Rank licensed VistaVision in the mid-1950s but Hell Drivers seems a curious choice for the format, especially when compared to White Christmas (1954) or The Searchers (1956). There are plenty of reasons to be grateful today, however, for Geoffrey Unsworth’s powerful combination of black-and-white and widescreen photography.
Thanks to the BFI National Archive’s preservation of an original, eight-perforation fine grain positive, printed from the original negative in 1957, the new digital masters could begin from the best existing source.

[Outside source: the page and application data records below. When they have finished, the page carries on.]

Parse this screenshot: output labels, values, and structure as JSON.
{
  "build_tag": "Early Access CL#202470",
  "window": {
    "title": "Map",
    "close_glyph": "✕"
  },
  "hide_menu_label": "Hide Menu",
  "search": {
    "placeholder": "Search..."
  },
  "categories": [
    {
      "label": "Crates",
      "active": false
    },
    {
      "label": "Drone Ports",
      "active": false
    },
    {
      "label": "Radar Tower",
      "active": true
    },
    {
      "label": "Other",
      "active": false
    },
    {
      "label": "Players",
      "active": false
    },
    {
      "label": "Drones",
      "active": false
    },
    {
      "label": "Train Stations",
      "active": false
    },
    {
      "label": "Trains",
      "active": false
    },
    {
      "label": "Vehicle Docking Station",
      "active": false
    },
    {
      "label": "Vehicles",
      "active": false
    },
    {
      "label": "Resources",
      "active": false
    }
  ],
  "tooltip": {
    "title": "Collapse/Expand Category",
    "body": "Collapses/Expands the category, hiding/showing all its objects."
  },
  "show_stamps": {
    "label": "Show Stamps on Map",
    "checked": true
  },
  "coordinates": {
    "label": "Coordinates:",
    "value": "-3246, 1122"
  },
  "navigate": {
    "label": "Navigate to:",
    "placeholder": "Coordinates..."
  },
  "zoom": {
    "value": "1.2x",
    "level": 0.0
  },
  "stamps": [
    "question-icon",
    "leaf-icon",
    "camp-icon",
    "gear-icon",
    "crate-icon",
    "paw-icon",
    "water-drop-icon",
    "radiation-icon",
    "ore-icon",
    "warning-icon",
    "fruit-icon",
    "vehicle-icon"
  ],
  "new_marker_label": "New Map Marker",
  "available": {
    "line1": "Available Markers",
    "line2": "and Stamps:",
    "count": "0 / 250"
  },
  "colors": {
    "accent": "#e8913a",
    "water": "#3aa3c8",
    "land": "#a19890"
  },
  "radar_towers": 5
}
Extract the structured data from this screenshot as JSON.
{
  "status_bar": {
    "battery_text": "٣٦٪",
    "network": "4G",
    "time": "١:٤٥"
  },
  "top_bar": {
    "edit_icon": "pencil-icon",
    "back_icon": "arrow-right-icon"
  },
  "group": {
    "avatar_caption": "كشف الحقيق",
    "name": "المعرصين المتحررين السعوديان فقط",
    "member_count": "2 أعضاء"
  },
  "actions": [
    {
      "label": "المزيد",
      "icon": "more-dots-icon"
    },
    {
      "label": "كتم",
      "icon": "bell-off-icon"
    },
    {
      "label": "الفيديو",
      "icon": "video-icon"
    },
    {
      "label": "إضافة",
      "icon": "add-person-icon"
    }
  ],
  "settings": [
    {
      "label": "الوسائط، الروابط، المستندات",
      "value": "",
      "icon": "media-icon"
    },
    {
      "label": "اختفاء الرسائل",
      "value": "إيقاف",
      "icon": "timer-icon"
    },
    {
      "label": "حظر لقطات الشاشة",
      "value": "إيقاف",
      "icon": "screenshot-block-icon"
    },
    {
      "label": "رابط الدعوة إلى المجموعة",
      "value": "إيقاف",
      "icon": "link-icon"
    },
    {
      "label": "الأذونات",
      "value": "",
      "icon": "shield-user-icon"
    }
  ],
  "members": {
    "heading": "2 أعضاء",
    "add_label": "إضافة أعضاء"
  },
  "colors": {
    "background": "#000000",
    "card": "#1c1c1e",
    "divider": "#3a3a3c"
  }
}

After frame-by-frame scanning at Pinewood Post Production, the mastering happily taking place not far from the film’s production location, extensive image grading was used to present the photography in its glistening tones.
The digital grading tools were also needed to remove the appearance throughout of ‘d-lines’. These continuous lines are created when a particle trapped in the printer’s gate restricts light reaching the film stock. The result is a narrow line of light grey. Fortunately, a shape could be created, and tracked across shots and camera movement, to even out the appearance.
Simultaneously, we needed to find a sound source that matched the VistaVision copy – which is of the original UK release and not the shortened US version. Fortunately, three 35mm copies in ITV’s collection were loaned for analysis and the best track from those was digitised at very high specification for mastering and equalisation. Respecting the characteristics of the original mono mix, noise was reduced and the clicks and pops from particles on the track have been removed.
Removal of dirt and scratches is probably the best-known aspect of film remastering. Certainly, plenty of those have been removed from the new master of Hell Drivers, along with a reduction in the flicker caused by the printer’s lamp. In all cases, we’ve chosen to leave the texture of the original negative as it was produced. It’s for that reason, that we reluctantly recognised this fly as having been squashed in the printer between film negative and fine grain positive under pressure of a roller.
Perhaps appropriately, the affected shot is Tom’s tying of Ma West’s corset under her vigorous encouragement. The fly’s spectral appearance, a little like an x-ray, is due to its presence blocking light exposure to the positive. It has ‘minus density’. Understandably removed from the new digital release, it will remain preserved on both film and data tape in the National Archive’s collection.